__Your objective__: Which lines below contain the word "Vocals"? Copy each of them.

__Items from a data source__:
---*---

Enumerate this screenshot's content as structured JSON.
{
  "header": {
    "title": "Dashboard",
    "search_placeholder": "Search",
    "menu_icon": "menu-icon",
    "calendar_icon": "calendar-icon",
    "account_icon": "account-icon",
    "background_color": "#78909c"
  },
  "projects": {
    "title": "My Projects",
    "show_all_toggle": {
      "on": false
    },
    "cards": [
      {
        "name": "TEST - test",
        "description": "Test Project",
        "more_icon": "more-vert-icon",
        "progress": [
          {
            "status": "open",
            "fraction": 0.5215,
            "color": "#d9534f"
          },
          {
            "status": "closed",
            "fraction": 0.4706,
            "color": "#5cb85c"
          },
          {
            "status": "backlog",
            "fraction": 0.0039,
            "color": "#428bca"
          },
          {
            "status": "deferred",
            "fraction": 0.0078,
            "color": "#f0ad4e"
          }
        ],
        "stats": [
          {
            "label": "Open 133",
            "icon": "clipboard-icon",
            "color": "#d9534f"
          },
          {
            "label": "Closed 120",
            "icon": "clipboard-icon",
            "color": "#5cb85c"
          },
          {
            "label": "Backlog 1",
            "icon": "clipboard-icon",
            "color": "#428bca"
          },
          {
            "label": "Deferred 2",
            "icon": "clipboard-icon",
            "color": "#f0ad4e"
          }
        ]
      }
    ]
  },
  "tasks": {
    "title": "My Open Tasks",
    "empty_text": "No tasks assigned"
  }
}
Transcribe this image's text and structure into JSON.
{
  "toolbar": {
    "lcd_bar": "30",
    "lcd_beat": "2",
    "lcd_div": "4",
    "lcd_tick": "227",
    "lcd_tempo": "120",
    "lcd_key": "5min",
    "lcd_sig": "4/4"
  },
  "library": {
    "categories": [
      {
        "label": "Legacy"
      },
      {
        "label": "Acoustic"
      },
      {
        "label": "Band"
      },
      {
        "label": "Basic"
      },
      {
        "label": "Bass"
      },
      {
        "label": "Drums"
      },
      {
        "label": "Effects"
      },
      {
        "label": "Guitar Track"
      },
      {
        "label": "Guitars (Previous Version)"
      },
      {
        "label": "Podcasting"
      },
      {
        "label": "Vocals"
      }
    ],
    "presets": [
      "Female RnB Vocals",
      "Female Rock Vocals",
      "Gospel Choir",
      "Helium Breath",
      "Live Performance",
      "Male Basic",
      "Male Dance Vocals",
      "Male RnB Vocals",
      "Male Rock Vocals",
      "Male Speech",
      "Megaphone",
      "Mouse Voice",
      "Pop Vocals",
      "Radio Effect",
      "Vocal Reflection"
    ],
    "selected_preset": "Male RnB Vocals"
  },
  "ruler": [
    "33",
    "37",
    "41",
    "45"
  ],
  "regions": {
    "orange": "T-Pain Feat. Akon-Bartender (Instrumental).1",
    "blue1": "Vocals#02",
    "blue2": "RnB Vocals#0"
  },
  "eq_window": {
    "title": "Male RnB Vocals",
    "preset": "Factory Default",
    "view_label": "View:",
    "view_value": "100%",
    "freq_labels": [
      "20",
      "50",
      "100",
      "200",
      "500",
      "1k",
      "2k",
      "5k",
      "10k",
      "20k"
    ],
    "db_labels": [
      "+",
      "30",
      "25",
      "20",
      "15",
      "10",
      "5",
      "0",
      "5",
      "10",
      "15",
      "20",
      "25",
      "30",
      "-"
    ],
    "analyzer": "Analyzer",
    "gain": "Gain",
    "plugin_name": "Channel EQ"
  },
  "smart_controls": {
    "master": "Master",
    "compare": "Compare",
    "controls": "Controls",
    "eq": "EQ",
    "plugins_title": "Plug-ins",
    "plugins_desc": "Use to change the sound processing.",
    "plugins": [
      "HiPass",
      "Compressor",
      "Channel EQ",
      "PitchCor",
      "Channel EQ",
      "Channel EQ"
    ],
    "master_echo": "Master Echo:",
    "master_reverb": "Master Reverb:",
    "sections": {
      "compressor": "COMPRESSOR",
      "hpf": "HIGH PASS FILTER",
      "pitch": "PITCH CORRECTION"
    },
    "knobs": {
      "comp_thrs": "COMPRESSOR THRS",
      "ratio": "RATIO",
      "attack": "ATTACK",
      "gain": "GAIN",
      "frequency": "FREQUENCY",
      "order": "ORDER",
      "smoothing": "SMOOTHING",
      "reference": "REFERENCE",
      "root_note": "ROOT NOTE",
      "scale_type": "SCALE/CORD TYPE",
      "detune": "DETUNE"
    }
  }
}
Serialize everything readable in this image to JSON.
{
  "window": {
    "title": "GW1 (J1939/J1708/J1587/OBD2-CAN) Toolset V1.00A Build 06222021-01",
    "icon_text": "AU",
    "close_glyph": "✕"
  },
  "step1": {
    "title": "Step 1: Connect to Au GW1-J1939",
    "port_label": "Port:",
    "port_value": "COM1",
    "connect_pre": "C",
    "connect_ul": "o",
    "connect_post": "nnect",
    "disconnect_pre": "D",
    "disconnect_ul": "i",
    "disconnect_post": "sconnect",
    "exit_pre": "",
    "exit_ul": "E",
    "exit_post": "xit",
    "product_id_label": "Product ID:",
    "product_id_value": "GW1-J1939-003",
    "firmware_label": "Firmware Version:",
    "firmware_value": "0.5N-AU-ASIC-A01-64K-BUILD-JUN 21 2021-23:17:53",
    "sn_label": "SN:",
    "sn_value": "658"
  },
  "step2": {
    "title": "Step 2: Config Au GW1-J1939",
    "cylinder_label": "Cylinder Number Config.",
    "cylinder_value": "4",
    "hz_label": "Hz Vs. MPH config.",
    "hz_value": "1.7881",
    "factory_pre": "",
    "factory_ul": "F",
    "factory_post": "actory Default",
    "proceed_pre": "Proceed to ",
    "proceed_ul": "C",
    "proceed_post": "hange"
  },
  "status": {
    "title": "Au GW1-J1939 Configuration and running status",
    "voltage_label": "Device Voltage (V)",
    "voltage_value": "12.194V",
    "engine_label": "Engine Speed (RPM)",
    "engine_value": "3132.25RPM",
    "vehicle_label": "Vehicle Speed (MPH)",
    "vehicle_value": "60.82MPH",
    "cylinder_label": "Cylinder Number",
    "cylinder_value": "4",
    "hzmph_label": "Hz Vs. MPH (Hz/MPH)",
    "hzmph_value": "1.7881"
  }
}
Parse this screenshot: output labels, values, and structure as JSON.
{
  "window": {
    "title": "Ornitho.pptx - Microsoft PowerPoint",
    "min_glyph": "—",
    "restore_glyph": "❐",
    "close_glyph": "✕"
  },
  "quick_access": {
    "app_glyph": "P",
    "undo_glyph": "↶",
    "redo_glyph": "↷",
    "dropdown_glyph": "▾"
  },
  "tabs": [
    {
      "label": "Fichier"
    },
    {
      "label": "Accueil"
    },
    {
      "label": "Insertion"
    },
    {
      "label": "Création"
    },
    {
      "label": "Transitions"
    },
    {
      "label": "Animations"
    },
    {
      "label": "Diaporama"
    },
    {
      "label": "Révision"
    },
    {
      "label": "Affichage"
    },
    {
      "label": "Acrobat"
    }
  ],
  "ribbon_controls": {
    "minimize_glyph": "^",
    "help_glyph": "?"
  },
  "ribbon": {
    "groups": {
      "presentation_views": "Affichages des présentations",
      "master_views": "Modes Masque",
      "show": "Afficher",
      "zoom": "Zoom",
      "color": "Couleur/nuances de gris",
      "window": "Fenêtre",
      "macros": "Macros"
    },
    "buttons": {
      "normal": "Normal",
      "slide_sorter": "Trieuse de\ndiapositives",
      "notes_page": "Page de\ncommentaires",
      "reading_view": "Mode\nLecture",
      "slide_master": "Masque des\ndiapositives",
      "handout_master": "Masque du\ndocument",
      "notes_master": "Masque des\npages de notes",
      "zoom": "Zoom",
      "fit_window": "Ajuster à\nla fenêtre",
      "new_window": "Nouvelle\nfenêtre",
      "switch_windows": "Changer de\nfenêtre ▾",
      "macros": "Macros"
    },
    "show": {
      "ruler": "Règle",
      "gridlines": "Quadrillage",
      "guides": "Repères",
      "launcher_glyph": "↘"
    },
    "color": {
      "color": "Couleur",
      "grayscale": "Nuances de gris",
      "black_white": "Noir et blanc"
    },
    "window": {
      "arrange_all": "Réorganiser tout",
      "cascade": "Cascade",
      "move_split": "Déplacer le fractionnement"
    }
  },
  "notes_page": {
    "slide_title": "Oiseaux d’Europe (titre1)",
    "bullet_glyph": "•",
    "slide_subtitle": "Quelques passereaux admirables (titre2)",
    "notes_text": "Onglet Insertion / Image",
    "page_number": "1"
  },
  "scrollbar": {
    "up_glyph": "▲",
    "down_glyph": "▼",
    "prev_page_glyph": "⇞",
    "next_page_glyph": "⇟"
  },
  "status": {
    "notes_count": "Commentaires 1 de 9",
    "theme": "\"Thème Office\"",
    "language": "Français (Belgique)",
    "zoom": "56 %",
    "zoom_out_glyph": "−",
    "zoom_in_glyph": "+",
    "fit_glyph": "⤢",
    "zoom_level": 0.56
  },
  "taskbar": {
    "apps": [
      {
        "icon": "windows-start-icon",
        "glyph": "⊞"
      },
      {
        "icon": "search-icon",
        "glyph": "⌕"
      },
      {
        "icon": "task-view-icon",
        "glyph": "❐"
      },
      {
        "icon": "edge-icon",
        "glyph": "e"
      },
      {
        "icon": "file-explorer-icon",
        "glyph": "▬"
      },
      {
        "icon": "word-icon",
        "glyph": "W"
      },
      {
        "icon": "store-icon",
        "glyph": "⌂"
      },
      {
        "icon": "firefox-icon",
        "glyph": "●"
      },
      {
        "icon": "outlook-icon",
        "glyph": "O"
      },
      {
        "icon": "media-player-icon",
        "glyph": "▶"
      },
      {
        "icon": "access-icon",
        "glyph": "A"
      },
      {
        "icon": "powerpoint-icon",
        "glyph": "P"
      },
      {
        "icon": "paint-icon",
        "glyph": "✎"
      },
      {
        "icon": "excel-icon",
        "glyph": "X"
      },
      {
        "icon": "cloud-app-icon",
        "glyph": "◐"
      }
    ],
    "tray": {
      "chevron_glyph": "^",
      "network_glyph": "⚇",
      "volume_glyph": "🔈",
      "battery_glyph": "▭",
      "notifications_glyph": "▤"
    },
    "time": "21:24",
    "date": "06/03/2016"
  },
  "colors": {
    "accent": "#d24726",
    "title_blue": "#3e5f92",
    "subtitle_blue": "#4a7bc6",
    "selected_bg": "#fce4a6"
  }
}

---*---

__Written reply__:
        "label": "Vocals"
      "Female RnB Vocals",
      "Female Rock Vocals",
      "Male Dance Vocals",
      "Male RnB Vocals",
      "Male Rock Vocals",
      "Pop Vocals",
    "selected_preset": "Male RnB Vocals"
    "blue1": "Vocals#02",
    "blue2": "RnB Vocals#0"
    "title": "Male RnB Vocals",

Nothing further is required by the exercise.